Allen Weisselberg, longtime chief financial officer of the Trump Organization, has been granted immunity by federal prosecutors, according to the Wall Street Journal (paywall).
Weisselberg got a pass from facing charges by reportedly “providing information about Michael Cohen in the criminal investigation into hush-money payments for two women during the 2016 presidential campaign.”
Scrutiny of Weisselberg, “should worry the president,” Trump biographer Tim O’Brien wrote earlier this year. “If he winds up in investigators’ crosshairs for secreting payoffs, he could potentially provide much more damaging information to prosecutors than [Michael] Cohen ever could about the president’s dealmaking.”
Cohen, the president’s onetime personal attorney, implicated Trump in criminal activity while pleading guilty to two felony violations of federal campaign finance law this week. Cohen admitted paying an adult film star “at the direction of the candidate,” referring to Trump, to ensure her silence.
The Trump Organization paid Cohen $420,000 in monthly installments fraudulently billed as “legal services,” according to the federal case against him. Trump’s unwillingness to disclose his personal tax returns, as previous presidents have, has sparked rampant speculation about other financial misdeeds at the company. Fusion GPS, the consultancy that wrote the “Steele Dossier” about Trump, has alleged there is “widespread evidence” linking the Trump Organization to “dubious Russians” that raise questions about money-laundering.

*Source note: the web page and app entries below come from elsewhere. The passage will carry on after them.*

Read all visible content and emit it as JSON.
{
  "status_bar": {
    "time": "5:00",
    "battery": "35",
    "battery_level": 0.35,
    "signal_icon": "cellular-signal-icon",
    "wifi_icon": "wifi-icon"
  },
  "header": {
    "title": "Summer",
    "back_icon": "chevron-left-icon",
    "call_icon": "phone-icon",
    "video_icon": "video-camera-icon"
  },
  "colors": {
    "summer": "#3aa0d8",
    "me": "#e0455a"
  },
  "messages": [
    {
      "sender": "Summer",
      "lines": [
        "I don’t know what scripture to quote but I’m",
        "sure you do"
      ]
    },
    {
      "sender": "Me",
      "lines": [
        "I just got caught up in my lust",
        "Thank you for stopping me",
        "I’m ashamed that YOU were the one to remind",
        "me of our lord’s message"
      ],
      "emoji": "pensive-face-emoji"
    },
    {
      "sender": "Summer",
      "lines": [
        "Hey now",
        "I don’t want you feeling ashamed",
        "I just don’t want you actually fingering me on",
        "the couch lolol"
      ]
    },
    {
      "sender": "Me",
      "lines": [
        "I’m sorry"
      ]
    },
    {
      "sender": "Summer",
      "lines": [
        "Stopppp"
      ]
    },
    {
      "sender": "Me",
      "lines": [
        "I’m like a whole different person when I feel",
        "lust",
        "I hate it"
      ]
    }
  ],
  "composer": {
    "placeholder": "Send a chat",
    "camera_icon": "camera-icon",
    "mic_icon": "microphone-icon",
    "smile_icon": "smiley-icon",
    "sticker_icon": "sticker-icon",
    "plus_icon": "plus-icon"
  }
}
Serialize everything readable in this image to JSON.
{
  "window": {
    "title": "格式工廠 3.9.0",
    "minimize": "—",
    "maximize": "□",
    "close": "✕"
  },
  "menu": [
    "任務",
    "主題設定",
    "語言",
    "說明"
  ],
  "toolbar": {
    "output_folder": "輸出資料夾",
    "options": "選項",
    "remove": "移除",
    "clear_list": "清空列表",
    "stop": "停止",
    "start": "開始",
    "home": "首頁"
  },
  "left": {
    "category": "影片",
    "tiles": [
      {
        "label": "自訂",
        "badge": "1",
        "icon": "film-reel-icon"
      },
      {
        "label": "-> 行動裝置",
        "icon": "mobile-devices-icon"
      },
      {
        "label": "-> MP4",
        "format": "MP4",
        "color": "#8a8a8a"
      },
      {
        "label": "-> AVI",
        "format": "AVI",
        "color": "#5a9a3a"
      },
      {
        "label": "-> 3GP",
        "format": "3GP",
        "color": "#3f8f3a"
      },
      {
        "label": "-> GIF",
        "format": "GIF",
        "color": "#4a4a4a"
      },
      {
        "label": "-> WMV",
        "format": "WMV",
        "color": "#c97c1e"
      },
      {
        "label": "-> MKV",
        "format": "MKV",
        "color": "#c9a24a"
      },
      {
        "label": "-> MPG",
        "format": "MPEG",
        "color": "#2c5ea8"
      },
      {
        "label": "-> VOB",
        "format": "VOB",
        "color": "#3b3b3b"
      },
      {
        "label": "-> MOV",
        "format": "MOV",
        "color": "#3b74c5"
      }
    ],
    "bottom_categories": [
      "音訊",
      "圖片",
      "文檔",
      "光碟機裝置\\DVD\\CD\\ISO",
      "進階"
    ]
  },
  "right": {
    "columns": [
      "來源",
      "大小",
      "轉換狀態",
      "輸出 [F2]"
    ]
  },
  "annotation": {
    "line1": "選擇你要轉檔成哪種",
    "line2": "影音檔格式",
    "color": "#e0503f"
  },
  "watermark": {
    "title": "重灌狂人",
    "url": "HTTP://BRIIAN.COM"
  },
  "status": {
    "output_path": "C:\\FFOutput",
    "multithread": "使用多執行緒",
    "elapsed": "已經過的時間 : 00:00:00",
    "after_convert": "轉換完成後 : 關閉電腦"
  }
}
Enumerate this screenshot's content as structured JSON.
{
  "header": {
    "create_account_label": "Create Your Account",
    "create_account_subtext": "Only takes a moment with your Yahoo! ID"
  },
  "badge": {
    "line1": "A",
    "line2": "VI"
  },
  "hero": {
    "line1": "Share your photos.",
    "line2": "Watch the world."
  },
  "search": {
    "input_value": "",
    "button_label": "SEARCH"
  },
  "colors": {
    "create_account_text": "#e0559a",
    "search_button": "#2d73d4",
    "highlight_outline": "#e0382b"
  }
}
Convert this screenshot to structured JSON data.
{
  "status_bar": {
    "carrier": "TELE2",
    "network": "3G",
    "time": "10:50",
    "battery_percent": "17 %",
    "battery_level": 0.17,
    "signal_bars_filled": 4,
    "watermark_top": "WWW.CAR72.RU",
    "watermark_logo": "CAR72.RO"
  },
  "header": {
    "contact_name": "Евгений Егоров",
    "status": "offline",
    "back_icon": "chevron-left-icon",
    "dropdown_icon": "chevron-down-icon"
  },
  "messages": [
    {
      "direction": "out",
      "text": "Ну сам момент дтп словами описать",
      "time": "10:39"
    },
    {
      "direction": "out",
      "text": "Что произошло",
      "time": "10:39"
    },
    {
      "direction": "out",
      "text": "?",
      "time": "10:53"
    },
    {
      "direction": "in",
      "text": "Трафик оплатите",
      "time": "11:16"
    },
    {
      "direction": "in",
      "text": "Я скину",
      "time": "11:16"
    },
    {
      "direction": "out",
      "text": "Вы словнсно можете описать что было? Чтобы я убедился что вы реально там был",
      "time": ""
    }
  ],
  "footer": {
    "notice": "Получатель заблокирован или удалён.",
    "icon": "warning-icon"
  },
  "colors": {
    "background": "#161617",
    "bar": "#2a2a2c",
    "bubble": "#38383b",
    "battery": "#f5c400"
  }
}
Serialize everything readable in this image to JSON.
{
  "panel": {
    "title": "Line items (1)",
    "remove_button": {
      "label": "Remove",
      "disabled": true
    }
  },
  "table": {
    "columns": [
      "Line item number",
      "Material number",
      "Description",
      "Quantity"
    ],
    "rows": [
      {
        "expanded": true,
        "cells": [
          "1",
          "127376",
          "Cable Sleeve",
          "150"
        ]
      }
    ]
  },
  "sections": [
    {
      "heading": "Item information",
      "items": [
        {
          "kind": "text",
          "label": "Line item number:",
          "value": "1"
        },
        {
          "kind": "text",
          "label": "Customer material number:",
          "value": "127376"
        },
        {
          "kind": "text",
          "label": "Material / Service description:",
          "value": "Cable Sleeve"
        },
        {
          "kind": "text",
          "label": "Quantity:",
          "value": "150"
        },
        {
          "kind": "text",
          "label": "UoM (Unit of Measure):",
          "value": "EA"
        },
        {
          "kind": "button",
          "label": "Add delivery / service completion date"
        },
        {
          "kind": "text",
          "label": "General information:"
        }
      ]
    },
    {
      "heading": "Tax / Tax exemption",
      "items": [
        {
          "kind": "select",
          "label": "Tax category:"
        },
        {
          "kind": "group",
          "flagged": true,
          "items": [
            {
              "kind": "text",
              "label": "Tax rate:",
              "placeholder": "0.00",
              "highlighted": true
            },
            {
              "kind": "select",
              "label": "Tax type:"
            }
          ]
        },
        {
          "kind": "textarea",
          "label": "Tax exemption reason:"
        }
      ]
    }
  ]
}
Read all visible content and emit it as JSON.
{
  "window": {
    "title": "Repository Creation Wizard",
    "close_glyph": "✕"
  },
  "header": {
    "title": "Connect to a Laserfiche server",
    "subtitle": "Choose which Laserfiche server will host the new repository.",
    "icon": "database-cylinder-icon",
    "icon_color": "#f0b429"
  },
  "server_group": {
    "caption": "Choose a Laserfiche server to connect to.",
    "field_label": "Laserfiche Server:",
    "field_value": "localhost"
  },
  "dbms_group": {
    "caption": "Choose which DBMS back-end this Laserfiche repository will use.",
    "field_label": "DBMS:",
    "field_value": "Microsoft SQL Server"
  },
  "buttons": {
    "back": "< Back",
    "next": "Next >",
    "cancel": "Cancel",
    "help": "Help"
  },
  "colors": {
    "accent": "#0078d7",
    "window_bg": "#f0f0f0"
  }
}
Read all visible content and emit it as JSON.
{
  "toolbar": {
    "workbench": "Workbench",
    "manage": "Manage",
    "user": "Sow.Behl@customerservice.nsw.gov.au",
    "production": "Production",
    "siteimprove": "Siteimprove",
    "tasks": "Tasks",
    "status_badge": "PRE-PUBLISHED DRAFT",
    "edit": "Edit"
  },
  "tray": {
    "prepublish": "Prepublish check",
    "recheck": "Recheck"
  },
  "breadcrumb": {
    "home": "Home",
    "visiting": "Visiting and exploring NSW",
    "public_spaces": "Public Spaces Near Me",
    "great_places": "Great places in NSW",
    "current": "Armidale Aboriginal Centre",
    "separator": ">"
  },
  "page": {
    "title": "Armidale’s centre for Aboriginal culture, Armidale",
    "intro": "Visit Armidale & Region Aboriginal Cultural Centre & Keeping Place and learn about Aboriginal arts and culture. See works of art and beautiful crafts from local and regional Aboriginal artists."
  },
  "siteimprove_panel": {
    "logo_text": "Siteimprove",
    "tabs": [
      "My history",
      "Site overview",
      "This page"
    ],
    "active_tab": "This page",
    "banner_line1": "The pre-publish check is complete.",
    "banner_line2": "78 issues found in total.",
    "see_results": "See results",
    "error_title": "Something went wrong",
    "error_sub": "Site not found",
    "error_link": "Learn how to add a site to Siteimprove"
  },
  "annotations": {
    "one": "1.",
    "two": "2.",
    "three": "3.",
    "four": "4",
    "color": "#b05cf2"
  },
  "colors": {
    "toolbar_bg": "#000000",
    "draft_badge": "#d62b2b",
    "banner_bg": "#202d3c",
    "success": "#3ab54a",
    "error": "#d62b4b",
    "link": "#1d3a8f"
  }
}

When corporate fraud is probed, CFOs are often key figures in criminal schemes, as Jason Karaian, Quartz’s finance and economics editor and author of a book on CFOs, points out.
At least three key associates of Trump are now cooperating with authorities. In addition to Cohen and Weisselberg, David Pecker—CEO of the company that publishes the National Enquirer— is also cooperating with prosecutors in the US Attorney’s office in Manhattan, according to multiple reports. Pecker helped to hide two women’s allegations that they had affairs with Trump, according to the case against Cohen.
Trump has spent the week railing against Cohen for his plea bargain, saying the practice of offering immunity to witnesses “almost ought to be illegal.”
Weisselberg, in addition to serving as Trump’s CFO, oversees the president’s personal finances as a trustee for his financial assets while he’s in office. Let’s see how long that lasts.